The rules apply to measures that 'affect' the supply of financial services through foreign direct investment (commercial establishment) or offshore provision by remote delivery or services purchased in another country (cross-border). They also aim to 'discipline' governments in favour of a light handed and self-regulatory model of financial regulation. The substantive rules target what the financial services industry sees as obstacles to its seamless global operations, including:
- limits on the size of financial institutions (too big to fail);
- restrictions on activities (eg deposit taking banks that also trade on their own account);
- requiring foreign investment through subsidiaries (regulated by the host) rather than branches (regulated from their parent state);
- requiring that financial data is held onshore;
- limits on funds transfers for cross-border transactions (e-finance);
- authorisation of cross-border providers;
- state monopolies on pension funds or disaster insurance;
- disclosure requirements on offshore operations in tax havens;
- certain transactions must be conducted through public exchanges, rather than invisible over-the counter operations;
- approval for sale of 'innovative' (potentially toxic) financial products;
- regulation of credit rating agencies or financial advisers;
- controls on hot money inflows and outflows of capital;
- requirements that a majority of directors are locally domiciled;
- authorisation and regulation of hedge funds; etc.
- States promoting TISA blocked critical debates in the WTO post-GFC

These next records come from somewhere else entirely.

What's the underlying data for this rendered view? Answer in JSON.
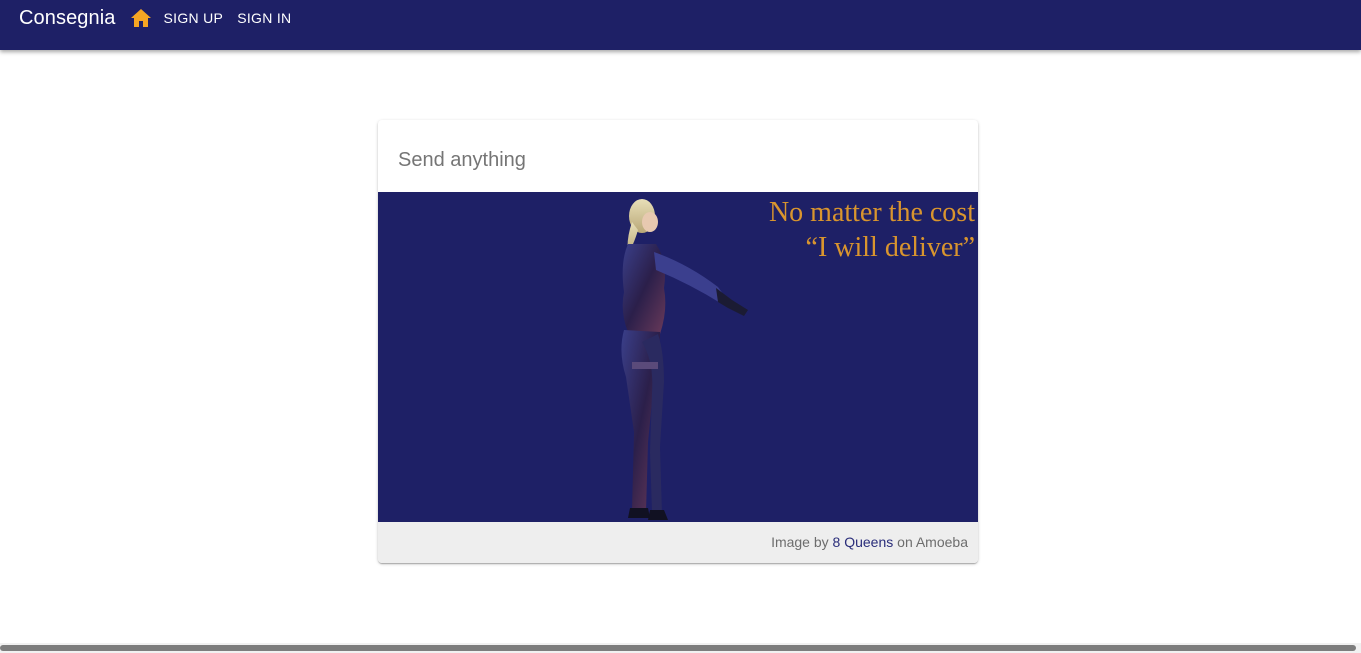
{
  "header": {
    "brand": "Consegnia",
    "home_icon": "home-icon",
    "nav": {
      "sign_up": "SIGN UP",
      "sign_in": "SIGN IN"
    },
    "colors": {
      "bar": "#1e2066",
      "icon": "#f5a623"
    }
  },
  "card": {
    "title": "Send anything",
    "hero": {
      "line1": "No matter the cost",
      "line2": "“I will deliver”",
      "background": "#1e2066",
      "text_color": "#d9952e"
    },
    "caption": {
      "prefix": "Image by",
      "author": "8 Queens",
      "suffix": "on Amoeba"
    }
  }
}
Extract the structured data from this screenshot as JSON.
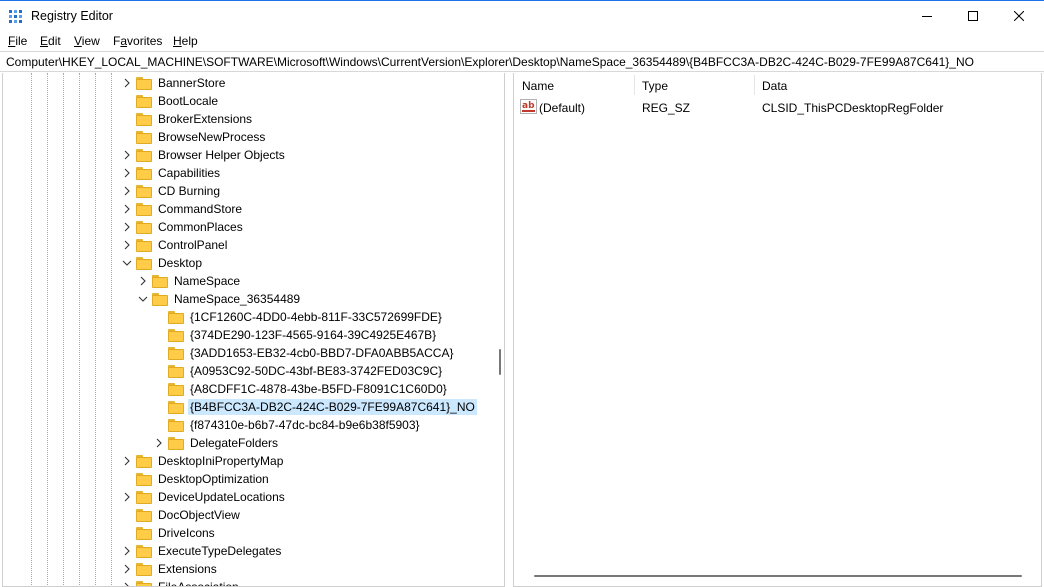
{
  "window": {
    "title": "Registry Editor"
  },
  "menu": [
    {
      "label": "File",
      "accel": "F",
      "rest": "ile"
    },
    {
      "label": "Edit",
      "accel": "E",
      "rest": "dit"
    },
    {
      "label": "View",
      "accel": "V",
      "rest": "iew"
    },
    {
      "label": "Favorites",
      "accel": "a",
      "pre": "F",
      "rest": "vorites"
    },
    {
      "label": "Help",
      "accel": "H",
      "rest": "elp"
    }
  ],
  "address": "Computer\\HKEY_LOCAL_MACHINE\\SOFTWARE\\Microsoft\\Windows\\CurrentVersion\\Explorer\\Desktop\\NameSpace_36354489\\{B4BFCC3A-DB2C-424C-B029-7FE99A87C641}_NO",
  "tree": [
    {
      "label": "BannerStore",
      "level": 0,
      "expander": "collapsed"
    },
    {
      "label": "BootLocale",
      "level": 0,
      "expander": "none"
    },
    {
      "label": "BrokerExtensions",
      "level": 0,
      "expander": "none"
    },
    {
      "label": "BrowseNewProcess",
      "level": 0,
      "expander": "none"
    },
    {
      "label": "Browser Helper Objects",
      "level": 0,
      "expander": "collapsed"
    },
    {
      "label": "Capabilities",
      "level": 0,
      "expander": "collapsed"
    },
    {
      "label": "CD Burning",
      "level": 0,
      "expander": "collapsed"
    },
    {
      "label": "CommandStore",
      "level": 0,
      "expander": "collapsed"
    },
    {
      "label": "CommonPlaces",
      "level": 0,
      "expander": "collapsed"
    },
    {
      "label": "ControlPanel",
      "level": 0,
      "expander": "collapsed"
    },
    {
      "label": "Desktop",
      "level": 0,
      "expander": "expanded"
    },
    {
      "label": "NameSpace",
      "level": 1,
      "expander": "collapsed"
    },
    {
      "label": "NameSpace_36354489",
      "level": 1,
      "expander": "expanded"
    },
    {
      "label": "{1CF1260C-4DD0-4ebb-811F-33C572699FDE}",
      "level": 2,
      "expander": "none"
    },
    {
      "label": "{374DE290-123F-4565-9164-39C4925E467B}",
      "level": 2,
      "expander": "none"
    },
    {
      "label": "{3ADD1653-EB32-4cb0-BBD7-DFA0ABB5ACCA}",
      "level": 2,
      "expander": "none"
    },
    {
      "label": "{A0953C92-50DC-43bf-BE83-3742FED03C9C}",
      "level": 2,
      "expander": "none"
    },
    {
      "label": "{A8CDFF1C-4878-43be-B5FD-F8091C1C60D0}",
      "level": 2,
      "expander": "none"
    },
    {
      "label": "{B4BFCC3A-DB2C-424C-B029-7FE99A87C641}_NO",
      "level": 2,
      "expander": "none",
      "selected": true
    },
    {
      "label": "{f874310e-b6b7-47dc-bc84-b9e6b38f5903}",
      "level": 2,
      "expander": "none"
    },
    {
      "label": "DelegateFolders",
      "level": 2,
      "expander": "collapsed"
    },
    {
      "label": "DesktopIniPropertyMap",
      "level": 0,
      "expander": "collapsed"
    },
    {
      "label": "DesktopOptimization",
      "level": 0,
      "expander": "none"
    },
    {
      "label": "DeviceUpdateLocations",
      "level": 0,
      "expander": "collapsed"
    },
    {
      "label": "DocObjectView",
      "level": 0,
      "expander": "none"
    },
    {
      "label": "DriveIcons",
      "level": 0,
      "expander": "none"
    },
    {
      "label": "ExecuteTypeDelegates",
      "level": 0,
      "expander": "collapsed"
    },
    {
      "label": "Extensions",
      "level": 0,
      "expander": "collapsed"
    },
    {
      "label": "FileAssociation",
      "level": 0,
      "expander": "collapsed"
    }
  ],
  "list": {
    "columns": {
      "name": "Name",
      "type": "Type",
      "data": "Data"
    },
    "rows": [
      {
        "name": "(Default)",
        "type": "REG_SZ",
        "data": "CLSID_ThisPCDesktopRegFolder",
        "icon": "string-value-icon"
      }
    ]
  },
  "colors": {
    "selection": "#cce8ff",
    "folder": "#ffcc48",
    "accent": "#1a73e8"
  }
}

This combination of liberalisation of financial markets and light-handed, risk-tolerant financial regulation enabled the excesses of the powerful US and European finance industry and the growth of the shadow banking system. Various WTO Members called for a review of the rules after the financial crisis. For example, the WTO Ambassador from Barbados tabled a paper in the Committee on Financial Services in March 2011 that said:- Advertisement -
the crisis has served to highlight flaws in the global regulatory and compliance environment which hamper the implementation of corrective measures and in some cases make them open to challenge. Unless it is assumed that such problems will never again recur, they point to a need to review some aspects of the global rules including WTO GATS rules within which countries operate, so as to permit remedial measures to be implemented without running the risk of having them viewed as contraventions of commitments. 7
Subsequent attempts led by Ecuador to secure a debate in the Committee were eviscerated to the point that the eventual discussion in April 2013 was meaningless. 8
Similar concerns were expressed outside the WTO. The commission established by the President of the UN General Assembly in 2009 to review the financial crisis (the Stiglitz Commission) wrote in its interim report that trade-related liberalisation of financial services had been advanced under the rubric of these agreements 'with inappropriate regard for its consequences on orderly financial flows, exchange rate management, macroeconomic stability, dollarization, and the prudential regulation of domestic financial systems'. 9 Their final report called for the agreements to be critically reviewed. The major players at the WTO, led by the US, Canada, Australia, Switzerland and the EU, consistently refused to accept there is any relationship between the WTO's financial services rules and the GFC. Instead, they have continued to negotiate bilateral free trade and investment treaties that lock governments more deeply into that regime and extend their obligations even further.